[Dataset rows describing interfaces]
-------
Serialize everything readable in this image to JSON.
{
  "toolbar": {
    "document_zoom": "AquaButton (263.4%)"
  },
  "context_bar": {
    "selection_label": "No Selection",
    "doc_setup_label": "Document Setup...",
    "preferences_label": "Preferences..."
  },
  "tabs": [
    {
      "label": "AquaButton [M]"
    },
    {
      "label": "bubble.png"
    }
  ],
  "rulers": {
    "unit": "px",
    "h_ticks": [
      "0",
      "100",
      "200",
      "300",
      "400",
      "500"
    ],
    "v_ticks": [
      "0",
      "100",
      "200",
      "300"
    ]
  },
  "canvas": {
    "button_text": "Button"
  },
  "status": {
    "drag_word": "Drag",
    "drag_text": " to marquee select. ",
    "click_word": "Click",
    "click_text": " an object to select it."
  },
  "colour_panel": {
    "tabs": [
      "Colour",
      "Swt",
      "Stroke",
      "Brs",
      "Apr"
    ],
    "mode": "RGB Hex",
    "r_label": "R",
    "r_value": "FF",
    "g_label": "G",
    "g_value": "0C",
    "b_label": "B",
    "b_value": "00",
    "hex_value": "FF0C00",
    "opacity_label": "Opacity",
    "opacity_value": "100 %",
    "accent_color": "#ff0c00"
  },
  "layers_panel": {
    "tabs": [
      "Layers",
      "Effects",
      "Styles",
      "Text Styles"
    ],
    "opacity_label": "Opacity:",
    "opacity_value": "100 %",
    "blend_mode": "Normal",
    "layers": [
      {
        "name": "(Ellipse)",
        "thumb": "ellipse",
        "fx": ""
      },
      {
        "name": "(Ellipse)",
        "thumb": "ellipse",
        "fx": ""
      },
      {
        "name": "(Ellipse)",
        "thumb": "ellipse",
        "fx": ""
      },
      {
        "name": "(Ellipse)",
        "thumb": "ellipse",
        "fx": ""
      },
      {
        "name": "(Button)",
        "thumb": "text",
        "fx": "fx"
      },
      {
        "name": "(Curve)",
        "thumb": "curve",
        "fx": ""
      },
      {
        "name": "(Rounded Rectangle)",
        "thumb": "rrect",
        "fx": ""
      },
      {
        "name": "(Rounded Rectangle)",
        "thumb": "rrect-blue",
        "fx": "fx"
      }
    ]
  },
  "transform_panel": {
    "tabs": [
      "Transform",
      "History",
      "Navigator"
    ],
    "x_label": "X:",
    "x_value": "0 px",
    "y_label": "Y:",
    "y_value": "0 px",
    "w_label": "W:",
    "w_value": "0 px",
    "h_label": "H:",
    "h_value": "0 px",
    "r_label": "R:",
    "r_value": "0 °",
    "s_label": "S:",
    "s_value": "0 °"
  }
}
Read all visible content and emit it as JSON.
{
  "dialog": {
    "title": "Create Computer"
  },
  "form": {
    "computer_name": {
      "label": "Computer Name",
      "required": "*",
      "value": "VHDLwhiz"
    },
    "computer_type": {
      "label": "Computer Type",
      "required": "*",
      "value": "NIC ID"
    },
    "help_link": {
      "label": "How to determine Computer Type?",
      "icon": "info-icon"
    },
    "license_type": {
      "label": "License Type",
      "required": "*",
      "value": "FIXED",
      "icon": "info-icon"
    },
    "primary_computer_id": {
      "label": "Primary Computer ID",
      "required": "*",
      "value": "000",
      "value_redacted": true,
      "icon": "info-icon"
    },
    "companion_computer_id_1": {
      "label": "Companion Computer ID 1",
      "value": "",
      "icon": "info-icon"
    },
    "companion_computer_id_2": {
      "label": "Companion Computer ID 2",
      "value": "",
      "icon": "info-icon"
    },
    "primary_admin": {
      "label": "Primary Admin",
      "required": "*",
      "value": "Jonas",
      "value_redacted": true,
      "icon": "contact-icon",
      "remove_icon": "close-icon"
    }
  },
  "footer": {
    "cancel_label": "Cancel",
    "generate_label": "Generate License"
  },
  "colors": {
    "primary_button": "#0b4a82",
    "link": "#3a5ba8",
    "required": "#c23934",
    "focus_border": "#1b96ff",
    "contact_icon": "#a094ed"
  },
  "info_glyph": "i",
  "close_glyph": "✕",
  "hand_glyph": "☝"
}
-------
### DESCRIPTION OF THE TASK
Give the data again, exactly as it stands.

### EXERCISE OUTPUT
Serialize everything readable in this image to JSON.
{
  "toolbar": {
    "document_zoom": "AquaButton (263.4%)"
  },
  "context_bar": {
    "selection_label": "No Selection",
    "doc_setup_label": "Document Setup...",
    "preferences_label": "Preferences..."
  },
  "tabs": [
    {
      "label": "AquaButton [M]"
    },
    {
      "label": "bubble.png"
    }
  ],
  "rulers": {
    "unit": "px",
    "h_ticks": [
      "0",
      "100",
      "200",
      "300",
      "400",
      "500"
    ],
    "v_ticks": [
      "0",
      "100",
      "200",
      "300"
    ]
  },
  "canvas": {
    "button_text": "Button"
  },
  "status": {
    "drag_word": "Drag",
    "drag_text": " to marquee select. ",
    "click_word": "Click",
    "click_text": " an object to select it."
  },
  "colour_panel": {
    "tabs": [
      "Colour",
      "Swt",
      "Stroke",
      "Brs",
      "Apr"
    ],
    "mode": "RGB Hex",
    "r_label": "R",
    "r_value": "FF",
    "g_label": "G",
    "g_value": "0C",
    "b_label": "B",
    "b_value": "00",
    "hex_value": "FF0C00",
    "opacity_label": "Opacity",
    "opacity_value": "100 %",
    "accent_color": "#ff0c00"
  },
  "layers_panel": {
    "tabs": [
      "Layers",
      "Effects",
      "Styles",
      "Text Styles"
    ],
    "opacity_label": "Opacity:",
    "opacity_value": "100 %",
    "blend_mode": "Normal",
    "layers": [
      {
        "name": "(Ellipse)",
        "thumb": "ellipse",
        "fx": ""
      },
      {
        "name": "(Ellipse)",
        "thumb": "ellipse",
        "fx": ""
      },
      {
        "name": "(Ellipse)",
        "thumb": "ellipse",
        "fx": ""
      },
      {
        "name": "(Ellipse)",
        "thumb": "ellipse",
        "fx": ""
      },
      {
        "name": "(Button)",
        "thumb": "text",
        "fx": "fx"
      },
      {
        "name": "(Curve)",
        "thumb": "curve",
        "fx": ""
      },
      {
        "name": "(Rounded Rectangle)",
        "thumb": "rrect",
        "fx": ""
      },
      {
        "name": "(Rounded Rectangle)",
        "thumb": "rrect-blue",
        "fx": "fx"
      }
    ]
  },
  "transform_panel": {
    "tabs": [
      "Transform",
      "History",
      "Navigator"
    ],
    "x_label": "X:",
    "x_value": "0 px",
    "y_label": "Y:",
    "y_value": "0 px",
    "w_label": "W:",
    "w_value": "0 px",
    "h_label": "H:",
    "h_value": "0 px",
    "r_label": "R:",
    "r_value": "0 °",
    "s_label": "S:",
    "s_value": "0 °"
  }
}
Read all visible content and emit it as JSON.
{
  "dialog": {
    "title": "Create Computer"
  },
  "form": {
    "computer_name": {
      "label": "Computer Name",
      "required": "*",
      "value": "VHDLwhiz"
    },
    "computer_type": {
      "label": "Computer Type",
      "required": "*",
      "value": "NIC ID"
    },
    "help_link": {
      "label": "How to determine Computer Type?",
      "icon": "info-icon"
    },
    "license_type": {
      "label": "License Type",
      "required": "*",
      "value": "FIXED",
      "icon": "info-icon"
    },
    "primary_computer_id": {
      "label": "Primary Computer ID",
      "required": "*",
      "value": "000",
      "value_redacted": true,
      "icon": "info-icon"
    },
    "companion_computer_id_1": {
      "label": "Companion Computer ID 1",
      "value": "",
      "icon": "info-icon"
    },
    "companion_computer_id_2": {
      "label": "Companion Computer ID 2",
      "value": "",
      "icon": "info-icon"
    },
    "primary_admin": {
      "label": "Primary Admin",
      "required": "*",
      "value": "Jonas",
      "value_redacted": true,
      "icon": "contact-icon",
      "remove_icon": "close-icon"
    }
  },
  "footer": {
    "cancel_label": "Cancel",
    "generate_label": "Generate License"
  },
  "colors": {
    "primary_button": "#0b4a82",
    "link": "#3a5ba8",
    "required": "#c23934",
    "focus_border": "#1b96ff",
    "contact_icon": "#a094ed"
  },
  "info_glyph": "i",
  "close_glyph": "✕",
  "hand_glyph": "☝"
}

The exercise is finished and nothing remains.